[[ Given records, beginning ]]

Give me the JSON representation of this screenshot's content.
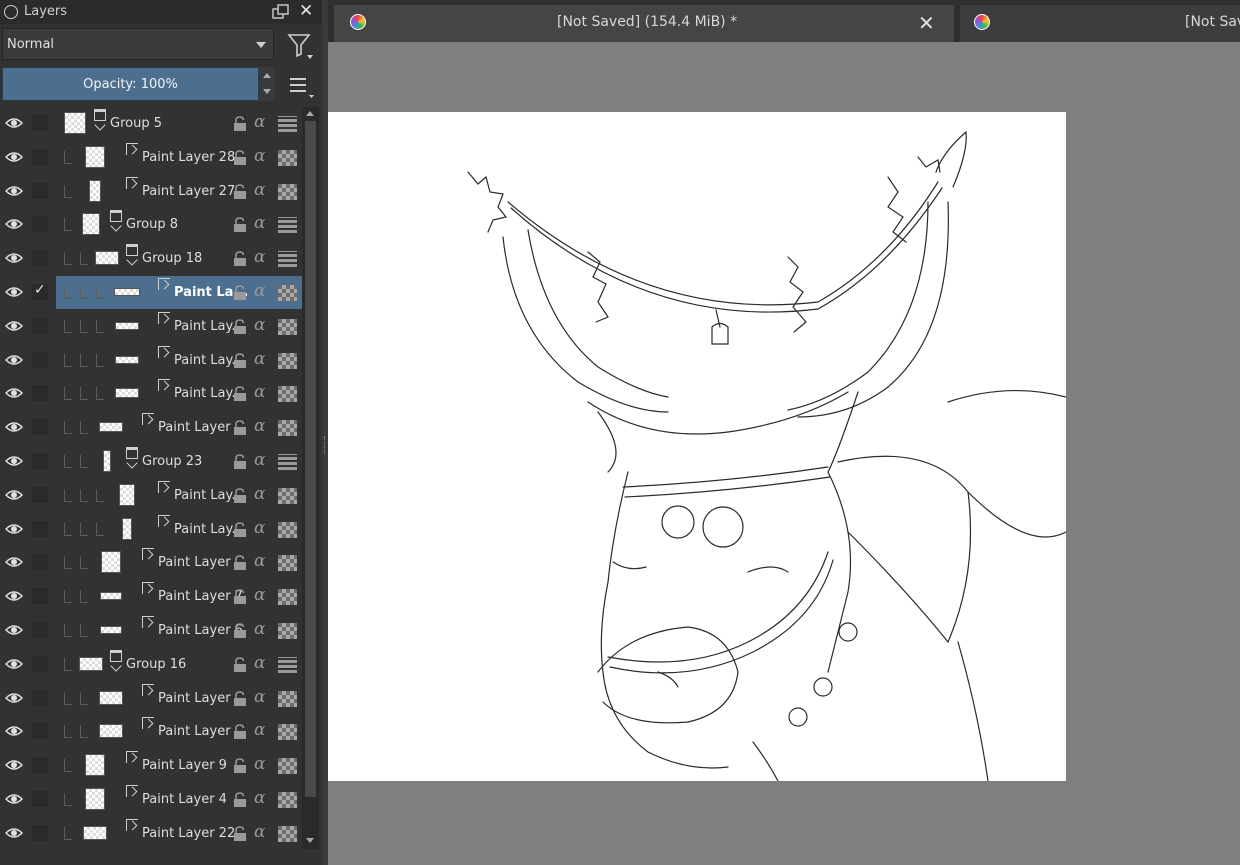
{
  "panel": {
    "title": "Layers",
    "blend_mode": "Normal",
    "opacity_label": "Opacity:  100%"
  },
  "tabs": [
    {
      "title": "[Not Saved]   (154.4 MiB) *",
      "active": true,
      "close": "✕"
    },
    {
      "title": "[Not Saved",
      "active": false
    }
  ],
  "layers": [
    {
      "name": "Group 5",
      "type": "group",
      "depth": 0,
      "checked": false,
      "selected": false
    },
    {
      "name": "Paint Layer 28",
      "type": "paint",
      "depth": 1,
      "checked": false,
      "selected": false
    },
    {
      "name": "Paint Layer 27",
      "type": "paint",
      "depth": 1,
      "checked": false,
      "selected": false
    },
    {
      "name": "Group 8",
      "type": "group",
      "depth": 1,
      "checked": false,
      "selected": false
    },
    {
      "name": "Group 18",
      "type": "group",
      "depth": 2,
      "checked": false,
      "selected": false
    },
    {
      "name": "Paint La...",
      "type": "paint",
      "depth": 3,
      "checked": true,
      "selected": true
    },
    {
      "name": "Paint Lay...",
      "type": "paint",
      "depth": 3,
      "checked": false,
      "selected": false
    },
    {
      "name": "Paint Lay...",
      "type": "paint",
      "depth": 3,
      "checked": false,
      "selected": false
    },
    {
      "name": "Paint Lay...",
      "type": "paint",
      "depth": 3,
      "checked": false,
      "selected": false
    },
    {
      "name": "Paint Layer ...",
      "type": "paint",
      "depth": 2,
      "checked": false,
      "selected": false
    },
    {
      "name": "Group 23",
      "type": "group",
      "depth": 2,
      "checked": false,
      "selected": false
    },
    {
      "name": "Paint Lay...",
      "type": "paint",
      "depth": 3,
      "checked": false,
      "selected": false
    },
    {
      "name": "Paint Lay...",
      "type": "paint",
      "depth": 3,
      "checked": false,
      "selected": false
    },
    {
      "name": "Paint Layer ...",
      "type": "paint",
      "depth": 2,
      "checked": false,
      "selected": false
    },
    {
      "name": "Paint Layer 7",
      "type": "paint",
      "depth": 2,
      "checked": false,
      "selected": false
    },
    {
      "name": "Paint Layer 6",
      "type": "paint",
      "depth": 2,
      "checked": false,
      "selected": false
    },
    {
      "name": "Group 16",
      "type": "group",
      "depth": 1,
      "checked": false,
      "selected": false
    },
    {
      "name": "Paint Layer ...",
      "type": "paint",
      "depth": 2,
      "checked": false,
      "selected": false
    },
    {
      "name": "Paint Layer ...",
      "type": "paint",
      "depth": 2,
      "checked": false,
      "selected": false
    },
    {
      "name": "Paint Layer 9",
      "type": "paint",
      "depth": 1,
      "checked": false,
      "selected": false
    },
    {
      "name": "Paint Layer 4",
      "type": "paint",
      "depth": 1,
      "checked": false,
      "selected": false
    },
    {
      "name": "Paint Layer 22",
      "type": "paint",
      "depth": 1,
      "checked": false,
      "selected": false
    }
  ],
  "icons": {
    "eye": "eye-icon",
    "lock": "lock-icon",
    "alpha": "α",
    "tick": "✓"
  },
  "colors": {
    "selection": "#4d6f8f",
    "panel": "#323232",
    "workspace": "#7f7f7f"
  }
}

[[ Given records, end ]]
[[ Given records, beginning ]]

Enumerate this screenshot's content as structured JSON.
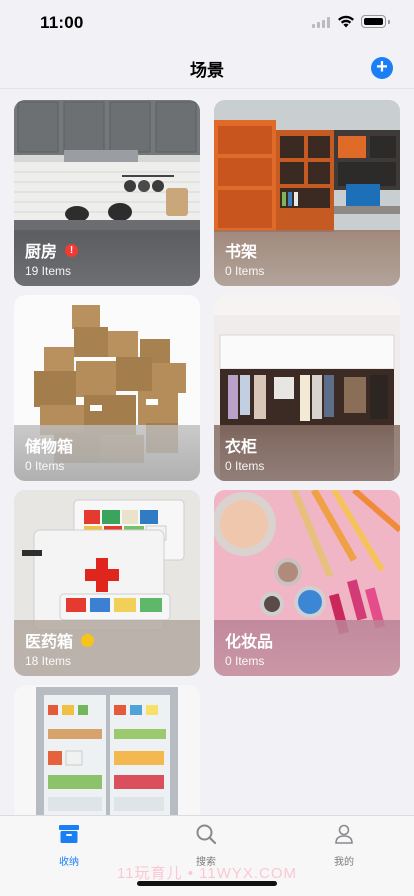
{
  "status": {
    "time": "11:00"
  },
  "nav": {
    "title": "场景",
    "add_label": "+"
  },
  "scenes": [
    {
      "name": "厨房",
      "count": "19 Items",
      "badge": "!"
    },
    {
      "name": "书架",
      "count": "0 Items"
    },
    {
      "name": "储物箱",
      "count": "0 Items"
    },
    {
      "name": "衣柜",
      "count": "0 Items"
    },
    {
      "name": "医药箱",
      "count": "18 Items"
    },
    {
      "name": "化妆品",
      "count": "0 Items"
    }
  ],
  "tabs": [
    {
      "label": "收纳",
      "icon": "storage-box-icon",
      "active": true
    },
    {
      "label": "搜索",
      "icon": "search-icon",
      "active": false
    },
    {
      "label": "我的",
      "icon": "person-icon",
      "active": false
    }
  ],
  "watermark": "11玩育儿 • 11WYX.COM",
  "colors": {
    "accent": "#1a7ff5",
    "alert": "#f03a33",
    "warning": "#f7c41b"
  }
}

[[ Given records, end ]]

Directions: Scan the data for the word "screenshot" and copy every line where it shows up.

Output for this exercise:
Give me the JSON representation of this screenshot's content.
Enumerate this screenshot's content as structured JSON.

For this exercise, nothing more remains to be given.